St. Andrews University Interview Questions
About St. Andrews Medical School
The University of St Andrews combines a students passion for learning with the skills of time-management and adaptability.
From day-one, students are expected to be in the dissection lab, for full body dissection gaining hands-on experience with principles that where previously taught in the lecture theatre.
Continual feedback from mentors, staff and tutors provided at the university provides an additional layer of accountability for medical students, indicating the level of support that the university provides.
MMI or Panel?
Interviews for entry to the School of Medicine are in the format of multiple mini interviews: these usually consist of six 'mini' interviews held at stations which last about six minutes each.
What to expect on interview day?
Staff at the School of Medicine led the candidates into a briefing on the St. Andrews interview format and gave a very comprehensive description of timings, when bells would ring and the order of stations.
There is a tour, run by student volunteers that occurs after the interview. Dress code is business casual.
Interview scoring system
At the interview, you will be expected to demonstrate that you:
Have an understanding of and commitment to medicine as a career

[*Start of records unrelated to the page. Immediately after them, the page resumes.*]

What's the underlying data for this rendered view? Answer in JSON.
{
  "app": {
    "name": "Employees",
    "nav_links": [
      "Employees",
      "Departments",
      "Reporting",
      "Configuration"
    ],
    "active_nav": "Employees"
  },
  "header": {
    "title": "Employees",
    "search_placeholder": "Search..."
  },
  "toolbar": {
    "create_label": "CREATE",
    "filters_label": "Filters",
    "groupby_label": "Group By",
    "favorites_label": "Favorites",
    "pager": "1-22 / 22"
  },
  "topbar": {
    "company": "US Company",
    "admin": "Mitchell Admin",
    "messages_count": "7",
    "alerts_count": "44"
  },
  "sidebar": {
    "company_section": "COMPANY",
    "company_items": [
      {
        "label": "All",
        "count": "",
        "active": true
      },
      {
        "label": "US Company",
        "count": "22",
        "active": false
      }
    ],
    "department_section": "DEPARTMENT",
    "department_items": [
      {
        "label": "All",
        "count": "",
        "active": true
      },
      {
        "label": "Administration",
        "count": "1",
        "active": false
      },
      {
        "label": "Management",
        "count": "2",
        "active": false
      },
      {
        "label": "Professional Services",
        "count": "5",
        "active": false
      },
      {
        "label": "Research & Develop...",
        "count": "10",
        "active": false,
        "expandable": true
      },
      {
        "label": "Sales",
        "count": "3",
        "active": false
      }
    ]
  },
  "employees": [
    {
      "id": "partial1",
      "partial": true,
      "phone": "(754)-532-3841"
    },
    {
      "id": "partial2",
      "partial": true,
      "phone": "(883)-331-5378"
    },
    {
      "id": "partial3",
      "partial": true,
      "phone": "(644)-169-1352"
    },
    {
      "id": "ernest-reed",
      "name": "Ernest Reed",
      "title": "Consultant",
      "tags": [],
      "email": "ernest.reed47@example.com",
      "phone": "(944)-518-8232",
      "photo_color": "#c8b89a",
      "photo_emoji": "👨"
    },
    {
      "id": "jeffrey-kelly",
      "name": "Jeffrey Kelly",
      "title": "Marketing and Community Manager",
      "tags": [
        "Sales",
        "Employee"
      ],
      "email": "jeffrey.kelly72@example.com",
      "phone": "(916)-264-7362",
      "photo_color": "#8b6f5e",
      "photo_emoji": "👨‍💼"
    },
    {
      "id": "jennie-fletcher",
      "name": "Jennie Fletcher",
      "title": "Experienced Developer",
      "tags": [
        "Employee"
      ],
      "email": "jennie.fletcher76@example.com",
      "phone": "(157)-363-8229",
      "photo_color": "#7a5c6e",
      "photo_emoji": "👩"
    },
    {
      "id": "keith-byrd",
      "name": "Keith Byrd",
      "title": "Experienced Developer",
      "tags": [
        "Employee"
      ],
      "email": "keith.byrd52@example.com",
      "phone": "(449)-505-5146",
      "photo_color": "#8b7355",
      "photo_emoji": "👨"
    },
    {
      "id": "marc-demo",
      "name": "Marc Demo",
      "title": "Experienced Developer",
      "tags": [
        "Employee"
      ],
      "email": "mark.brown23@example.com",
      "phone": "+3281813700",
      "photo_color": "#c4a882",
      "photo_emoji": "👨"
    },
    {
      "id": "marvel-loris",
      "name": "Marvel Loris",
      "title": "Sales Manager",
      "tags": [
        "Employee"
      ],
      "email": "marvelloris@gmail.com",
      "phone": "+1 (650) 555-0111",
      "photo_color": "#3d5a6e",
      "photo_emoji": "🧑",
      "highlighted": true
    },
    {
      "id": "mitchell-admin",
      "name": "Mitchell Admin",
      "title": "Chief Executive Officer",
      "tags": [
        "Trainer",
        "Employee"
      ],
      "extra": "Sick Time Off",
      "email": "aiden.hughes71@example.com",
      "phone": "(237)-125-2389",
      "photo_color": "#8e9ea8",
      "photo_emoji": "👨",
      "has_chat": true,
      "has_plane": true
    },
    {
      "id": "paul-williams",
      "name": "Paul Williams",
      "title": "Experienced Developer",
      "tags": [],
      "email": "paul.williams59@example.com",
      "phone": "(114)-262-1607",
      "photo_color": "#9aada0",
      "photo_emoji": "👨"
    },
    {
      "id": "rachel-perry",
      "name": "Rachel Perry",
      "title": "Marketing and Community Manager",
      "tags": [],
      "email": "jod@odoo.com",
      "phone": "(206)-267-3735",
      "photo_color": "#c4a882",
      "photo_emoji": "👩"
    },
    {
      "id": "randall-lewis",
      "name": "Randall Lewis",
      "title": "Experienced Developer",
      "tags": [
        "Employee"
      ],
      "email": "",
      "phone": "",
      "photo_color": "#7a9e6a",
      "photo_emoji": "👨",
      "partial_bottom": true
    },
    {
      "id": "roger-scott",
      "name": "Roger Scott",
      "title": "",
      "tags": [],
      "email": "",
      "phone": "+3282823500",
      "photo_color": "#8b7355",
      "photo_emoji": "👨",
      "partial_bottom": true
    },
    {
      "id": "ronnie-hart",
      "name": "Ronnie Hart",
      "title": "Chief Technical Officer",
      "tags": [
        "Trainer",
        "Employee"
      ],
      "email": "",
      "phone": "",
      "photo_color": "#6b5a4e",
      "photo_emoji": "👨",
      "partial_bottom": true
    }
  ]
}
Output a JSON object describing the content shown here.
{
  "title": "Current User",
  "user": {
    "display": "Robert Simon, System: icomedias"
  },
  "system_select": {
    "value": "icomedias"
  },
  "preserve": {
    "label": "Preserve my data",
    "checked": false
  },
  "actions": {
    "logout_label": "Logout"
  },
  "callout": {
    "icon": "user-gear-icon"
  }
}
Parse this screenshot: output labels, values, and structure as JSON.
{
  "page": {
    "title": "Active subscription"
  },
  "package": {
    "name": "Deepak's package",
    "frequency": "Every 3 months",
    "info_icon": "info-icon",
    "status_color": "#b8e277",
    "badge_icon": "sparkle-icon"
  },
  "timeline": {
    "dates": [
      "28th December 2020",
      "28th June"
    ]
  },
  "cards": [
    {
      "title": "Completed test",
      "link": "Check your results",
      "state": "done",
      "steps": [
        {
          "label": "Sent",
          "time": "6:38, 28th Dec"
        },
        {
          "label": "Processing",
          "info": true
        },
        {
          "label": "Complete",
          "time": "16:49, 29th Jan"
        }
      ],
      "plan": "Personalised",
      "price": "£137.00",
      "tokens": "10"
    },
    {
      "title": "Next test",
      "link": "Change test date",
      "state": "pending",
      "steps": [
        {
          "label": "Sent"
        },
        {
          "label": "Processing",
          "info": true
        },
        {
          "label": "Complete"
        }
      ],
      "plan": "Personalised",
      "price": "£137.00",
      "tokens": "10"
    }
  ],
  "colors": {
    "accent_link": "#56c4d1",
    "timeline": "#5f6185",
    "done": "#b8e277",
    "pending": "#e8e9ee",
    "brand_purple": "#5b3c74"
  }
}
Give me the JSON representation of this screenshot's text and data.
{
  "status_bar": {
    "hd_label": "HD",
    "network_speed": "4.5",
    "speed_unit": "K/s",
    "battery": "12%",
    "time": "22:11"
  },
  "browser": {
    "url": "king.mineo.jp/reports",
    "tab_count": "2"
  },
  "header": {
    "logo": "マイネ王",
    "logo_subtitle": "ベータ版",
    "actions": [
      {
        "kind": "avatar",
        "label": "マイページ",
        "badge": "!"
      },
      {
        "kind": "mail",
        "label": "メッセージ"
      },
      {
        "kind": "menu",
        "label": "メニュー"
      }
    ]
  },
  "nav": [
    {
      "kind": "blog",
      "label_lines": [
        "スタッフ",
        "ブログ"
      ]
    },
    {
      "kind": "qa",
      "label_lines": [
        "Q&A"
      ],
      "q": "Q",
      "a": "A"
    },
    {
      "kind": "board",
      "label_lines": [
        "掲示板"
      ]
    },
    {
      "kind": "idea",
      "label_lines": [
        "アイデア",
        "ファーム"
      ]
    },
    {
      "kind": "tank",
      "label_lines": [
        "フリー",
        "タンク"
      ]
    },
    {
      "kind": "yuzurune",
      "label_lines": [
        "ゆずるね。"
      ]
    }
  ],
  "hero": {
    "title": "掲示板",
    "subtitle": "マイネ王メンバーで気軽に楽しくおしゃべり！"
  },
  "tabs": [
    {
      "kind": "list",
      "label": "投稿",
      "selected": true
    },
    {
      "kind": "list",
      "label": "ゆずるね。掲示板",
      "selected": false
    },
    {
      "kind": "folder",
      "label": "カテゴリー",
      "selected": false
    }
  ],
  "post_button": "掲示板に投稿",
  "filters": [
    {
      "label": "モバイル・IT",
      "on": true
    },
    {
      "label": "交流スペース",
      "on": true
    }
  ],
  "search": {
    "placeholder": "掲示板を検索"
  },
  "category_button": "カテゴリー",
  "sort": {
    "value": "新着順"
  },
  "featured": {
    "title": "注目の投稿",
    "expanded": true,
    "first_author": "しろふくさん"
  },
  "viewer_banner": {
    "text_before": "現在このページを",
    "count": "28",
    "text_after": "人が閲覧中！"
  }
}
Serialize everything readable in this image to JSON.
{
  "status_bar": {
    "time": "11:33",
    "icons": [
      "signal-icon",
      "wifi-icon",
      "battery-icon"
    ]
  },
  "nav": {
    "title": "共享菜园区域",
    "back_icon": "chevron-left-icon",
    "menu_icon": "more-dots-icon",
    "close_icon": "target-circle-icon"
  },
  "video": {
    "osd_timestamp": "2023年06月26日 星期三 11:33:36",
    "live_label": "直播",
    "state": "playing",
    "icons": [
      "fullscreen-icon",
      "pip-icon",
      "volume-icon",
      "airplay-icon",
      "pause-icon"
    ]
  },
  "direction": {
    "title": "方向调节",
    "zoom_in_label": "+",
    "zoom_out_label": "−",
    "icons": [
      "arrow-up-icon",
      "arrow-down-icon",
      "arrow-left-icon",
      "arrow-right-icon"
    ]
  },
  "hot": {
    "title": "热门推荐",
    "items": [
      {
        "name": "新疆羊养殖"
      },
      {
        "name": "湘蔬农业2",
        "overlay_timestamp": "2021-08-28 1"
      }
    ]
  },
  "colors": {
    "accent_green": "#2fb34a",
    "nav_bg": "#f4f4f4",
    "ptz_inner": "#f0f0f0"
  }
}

Have shown a commitment to academic study, perseverance and intellection potential
Appreciate the realities of working in a caring profession.
Have excellent communication and interpersonal skills (e.g. empathy, leadership and teamworking)
An ability to discuss ethical issues.
The Situational Judgement Test (SJT) component of the UCAT will be used as an element of the interview, with the score being incorporated into the interview score.
Invitations to attend an interview will be emailed to applicants at various times from November up to March. Interviews usually take place in St Andrews on dates in late November and early December and then in the following January, February and early March.
There are a variety of examiners – the majority being friendly and encouraging. There are a few follow-up questions, depending on how the station is answered but there is little time for extra discussion.
What to expect after the interview?
Although some decisions may be made earlier on in the admissions cycle, the majority of decisions will not be made until mid-March.
Check the University of St Andrews website, as the university has a unique curriculum that differs from most other universities.
Additionally, spend time going over your personal statement, and get comfortable with answering questions about your situational judgement and work experience.
Keep upto date with a few current events within the medical field as this is another important area that may come up throughout the interview.
There are certain features of each medical school in the UK which help it stand out from the rest so think about the motivation to become part of St Andrews medical school.
Example interview questions
What motivated you to specifically apply to the University of St Andrews?
What does the daily routine of a doctor look like?
Did you see any particularly difficult scenarios of patient-doctor interactions during your time at...?
What are the benefits of working in a medical environment? How would you be well suited to this?
How would you cope with a high stress/demanding environment?
What experience have you had that you believe will aid you into becoming a successful medical student?
What is an interesting thing that you have read recently in the news about advancements in medical research?
Can private filming of patients be justified if the hospital felt the patient was being abused?
Give an example of a time where you worked on a team, and how you believe that this translates into the medical field?
Give an example of a time that you had to face adversity. How did you overcome the problem at hand?
Reading a short article on a medically related topic (for example nicotine, vaccination, osteoporosis) and be asked questions, or explain to a patient about this medical topic.
Helping a person pack their holiday luggage
Breaking bad news to a patient or friend
Convincing a patient to take their prescription medicine to help their condition, when they are reluctant to do so – The key here is not to successfully persuade them to take their medication, but instead to explore why they do not wish to take their medication.